Lines in the listing below that contain the string "text" are to be found and copied.

[Input records — start]

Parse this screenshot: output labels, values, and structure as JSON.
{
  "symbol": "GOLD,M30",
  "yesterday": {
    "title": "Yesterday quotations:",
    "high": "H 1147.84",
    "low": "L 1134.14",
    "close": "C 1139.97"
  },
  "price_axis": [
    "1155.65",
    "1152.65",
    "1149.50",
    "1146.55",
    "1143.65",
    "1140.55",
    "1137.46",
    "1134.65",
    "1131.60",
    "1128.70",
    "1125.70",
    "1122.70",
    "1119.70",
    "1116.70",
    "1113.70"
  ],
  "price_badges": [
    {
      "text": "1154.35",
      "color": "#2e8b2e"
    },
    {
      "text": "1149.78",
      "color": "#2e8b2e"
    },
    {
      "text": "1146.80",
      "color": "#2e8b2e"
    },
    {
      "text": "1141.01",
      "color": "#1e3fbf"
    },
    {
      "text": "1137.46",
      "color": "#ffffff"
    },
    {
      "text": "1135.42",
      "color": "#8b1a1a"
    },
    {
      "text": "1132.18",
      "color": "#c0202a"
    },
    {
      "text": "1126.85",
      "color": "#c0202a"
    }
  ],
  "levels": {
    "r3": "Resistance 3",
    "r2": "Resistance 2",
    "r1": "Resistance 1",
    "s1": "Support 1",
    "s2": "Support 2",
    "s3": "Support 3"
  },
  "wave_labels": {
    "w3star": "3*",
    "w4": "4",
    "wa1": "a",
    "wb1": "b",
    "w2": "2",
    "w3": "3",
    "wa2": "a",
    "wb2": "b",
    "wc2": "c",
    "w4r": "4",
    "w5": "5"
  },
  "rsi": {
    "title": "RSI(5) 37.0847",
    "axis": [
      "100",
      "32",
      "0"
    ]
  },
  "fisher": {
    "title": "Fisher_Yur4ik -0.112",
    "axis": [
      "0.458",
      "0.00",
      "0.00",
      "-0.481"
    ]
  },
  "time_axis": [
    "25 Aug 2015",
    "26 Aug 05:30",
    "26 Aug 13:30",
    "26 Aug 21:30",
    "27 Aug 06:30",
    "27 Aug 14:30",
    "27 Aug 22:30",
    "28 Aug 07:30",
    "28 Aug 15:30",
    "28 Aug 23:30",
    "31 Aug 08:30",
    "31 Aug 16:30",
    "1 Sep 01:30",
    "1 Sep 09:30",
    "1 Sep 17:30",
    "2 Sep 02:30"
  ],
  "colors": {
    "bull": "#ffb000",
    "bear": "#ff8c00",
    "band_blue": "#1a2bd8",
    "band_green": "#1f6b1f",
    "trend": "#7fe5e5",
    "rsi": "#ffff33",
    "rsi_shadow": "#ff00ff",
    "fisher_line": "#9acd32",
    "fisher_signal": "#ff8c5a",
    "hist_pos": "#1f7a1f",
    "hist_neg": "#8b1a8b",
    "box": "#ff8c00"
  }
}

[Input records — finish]

■ Output below ■
      "text": "1154.35",
      "text": "1149.78",
      "text": "1146.80",
      "text": "1141.01",
      "text": "1137.46",
      "text": "1135.42",
      "text": "1132.18",
      "text": "1126.85",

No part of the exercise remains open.